[Dataset rows for apps and sites]
^^^^^^^^^^^^^^^^
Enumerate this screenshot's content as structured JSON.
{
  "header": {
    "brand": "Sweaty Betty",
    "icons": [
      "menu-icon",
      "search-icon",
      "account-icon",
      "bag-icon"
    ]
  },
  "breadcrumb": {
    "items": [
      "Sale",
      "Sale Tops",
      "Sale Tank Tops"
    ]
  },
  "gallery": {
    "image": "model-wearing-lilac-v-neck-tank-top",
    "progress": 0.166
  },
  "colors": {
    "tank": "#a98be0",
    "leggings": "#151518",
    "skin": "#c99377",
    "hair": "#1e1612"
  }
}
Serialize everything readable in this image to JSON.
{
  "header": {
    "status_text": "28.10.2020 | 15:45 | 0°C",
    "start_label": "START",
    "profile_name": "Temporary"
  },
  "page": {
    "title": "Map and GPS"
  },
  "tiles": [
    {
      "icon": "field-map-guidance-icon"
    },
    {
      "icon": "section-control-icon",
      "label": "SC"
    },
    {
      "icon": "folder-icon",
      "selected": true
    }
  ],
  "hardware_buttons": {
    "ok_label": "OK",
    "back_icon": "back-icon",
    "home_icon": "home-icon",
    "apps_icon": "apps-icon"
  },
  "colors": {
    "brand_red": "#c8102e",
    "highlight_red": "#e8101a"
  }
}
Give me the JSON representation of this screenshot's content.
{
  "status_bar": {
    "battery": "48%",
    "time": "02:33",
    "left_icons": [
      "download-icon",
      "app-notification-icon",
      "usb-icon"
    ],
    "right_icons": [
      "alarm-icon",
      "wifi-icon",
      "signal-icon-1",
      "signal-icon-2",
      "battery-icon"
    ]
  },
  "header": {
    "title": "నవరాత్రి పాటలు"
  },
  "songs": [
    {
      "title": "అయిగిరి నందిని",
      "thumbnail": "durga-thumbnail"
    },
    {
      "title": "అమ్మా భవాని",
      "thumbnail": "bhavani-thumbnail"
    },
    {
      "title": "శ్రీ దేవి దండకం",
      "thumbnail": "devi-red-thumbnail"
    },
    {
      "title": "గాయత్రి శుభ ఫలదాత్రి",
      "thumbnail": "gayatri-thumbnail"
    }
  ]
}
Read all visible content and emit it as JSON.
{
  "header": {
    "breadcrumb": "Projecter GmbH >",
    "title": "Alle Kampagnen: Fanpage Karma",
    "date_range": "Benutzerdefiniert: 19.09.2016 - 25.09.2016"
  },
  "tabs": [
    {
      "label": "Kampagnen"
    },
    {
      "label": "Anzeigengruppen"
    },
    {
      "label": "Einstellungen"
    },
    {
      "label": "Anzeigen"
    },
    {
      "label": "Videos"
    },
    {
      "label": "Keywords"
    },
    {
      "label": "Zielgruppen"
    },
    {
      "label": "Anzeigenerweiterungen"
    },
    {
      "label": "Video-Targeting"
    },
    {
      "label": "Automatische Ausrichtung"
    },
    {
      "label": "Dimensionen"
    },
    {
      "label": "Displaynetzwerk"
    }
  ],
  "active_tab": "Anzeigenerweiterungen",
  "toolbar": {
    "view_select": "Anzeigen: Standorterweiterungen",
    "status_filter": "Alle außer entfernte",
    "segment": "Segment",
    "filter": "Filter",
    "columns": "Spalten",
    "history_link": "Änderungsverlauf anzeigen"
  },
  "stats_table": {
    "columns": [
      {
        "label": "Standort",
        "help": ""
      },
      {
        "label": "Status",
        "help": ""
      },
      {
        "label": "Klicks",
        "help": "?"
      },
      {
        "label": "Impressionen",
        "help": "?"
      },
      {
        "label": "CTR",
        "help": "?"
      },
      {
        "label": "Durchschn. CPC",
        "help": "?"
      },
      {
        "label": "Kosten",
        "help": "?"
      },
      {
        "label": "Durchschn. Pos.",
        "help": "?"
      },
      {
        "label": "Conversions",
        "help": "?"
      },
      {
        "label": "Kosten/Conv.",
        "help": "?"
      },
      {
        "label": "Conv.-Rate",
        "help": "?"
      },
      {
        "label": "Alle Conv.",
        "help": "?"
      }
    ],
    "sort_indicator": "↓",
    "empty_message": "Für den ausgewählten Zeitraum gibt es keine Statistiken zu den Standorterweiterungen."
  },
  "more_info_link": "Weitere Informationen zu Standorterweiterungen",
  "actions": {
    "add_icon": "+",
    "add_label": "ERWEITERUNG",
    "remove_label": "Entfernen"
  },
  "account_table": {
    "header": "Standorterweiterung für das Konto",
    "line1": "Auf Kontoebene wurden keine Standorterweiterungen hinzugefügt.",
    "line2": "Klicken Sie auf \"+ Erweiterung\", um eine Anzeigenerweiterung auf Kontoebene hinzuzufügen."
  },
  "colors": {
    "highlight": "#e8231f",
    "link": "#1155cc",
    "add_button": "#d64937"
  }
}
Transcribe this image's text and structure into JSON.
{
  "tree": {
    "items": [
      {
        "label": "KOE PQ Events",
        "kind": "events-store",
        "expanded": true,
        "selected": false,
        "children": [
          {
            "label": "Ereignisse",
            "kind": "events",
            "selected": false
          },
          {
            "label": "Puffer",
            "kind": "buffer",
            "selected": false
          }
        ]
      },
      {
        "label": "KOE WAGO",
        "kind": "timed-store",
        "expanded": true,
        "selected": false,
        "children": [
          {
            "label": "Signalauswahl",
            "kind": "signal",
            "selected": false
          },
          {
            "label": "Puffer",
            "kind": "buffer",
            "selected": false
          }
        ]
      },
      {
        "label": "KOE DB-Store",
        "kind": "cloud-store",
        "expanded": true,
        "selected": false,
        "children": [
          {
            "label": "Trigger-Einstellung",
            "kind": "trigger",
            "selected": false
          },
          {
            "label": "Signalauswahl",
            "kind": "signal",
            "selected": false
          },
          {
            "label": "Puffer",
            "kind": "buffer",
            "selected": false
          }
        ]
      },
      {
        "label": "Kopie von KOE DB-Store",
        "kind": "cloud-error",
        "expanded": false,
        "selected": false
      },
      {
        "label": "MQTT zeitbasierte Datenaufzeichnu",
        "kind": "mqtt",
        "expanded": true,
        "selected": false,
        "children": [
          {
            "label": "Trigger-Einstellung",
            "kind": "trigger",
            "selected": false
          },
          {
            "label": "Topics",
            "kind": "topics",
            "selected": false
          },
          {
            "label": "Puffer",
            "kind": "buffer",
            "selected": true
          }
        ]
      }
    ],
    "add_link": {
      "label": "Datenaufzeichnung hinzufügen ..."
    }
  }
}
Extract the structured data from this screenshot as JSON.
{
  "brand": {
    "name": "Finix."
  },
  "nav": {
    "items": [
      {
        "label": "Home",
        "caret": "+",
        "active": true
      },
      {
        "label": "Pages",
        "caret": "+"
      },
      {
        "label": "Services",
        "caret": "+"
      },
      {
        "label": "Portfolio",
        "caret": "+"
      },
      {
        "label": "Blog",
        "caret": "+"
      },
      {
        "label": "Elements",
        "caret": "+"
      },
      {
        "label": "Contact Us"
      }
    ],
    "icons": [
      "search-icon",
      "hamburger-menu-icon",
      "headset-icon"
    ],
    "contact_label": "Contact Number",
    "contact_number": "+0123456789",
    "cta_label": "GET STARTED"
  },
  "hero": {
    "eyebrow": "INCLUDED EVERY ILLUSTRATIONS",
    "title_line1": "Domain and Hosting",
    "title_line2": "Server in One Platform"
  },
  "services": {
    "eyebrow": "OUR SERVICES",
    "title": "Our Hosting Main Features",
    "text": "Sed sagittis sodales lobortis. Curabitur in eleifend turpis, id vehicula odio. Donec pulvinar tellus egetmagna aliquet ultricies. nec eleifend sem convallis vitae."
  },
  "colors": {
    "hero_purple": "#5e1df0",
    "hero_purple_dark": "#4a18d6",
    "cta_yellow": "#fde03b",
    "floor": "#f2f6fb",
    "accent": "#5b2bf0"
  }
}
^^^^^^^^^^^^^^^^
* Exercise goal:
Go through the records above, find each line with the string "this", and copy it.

* Problem solution:
Enumerate this screenshot's content as structured JSON.
Serialize everything readable in this image to JSON.
Give me the JSON representation of this screenshot's content.
Transcribe this image's text and structure into JSON.
Extract the structured data from this screenshot as JSON.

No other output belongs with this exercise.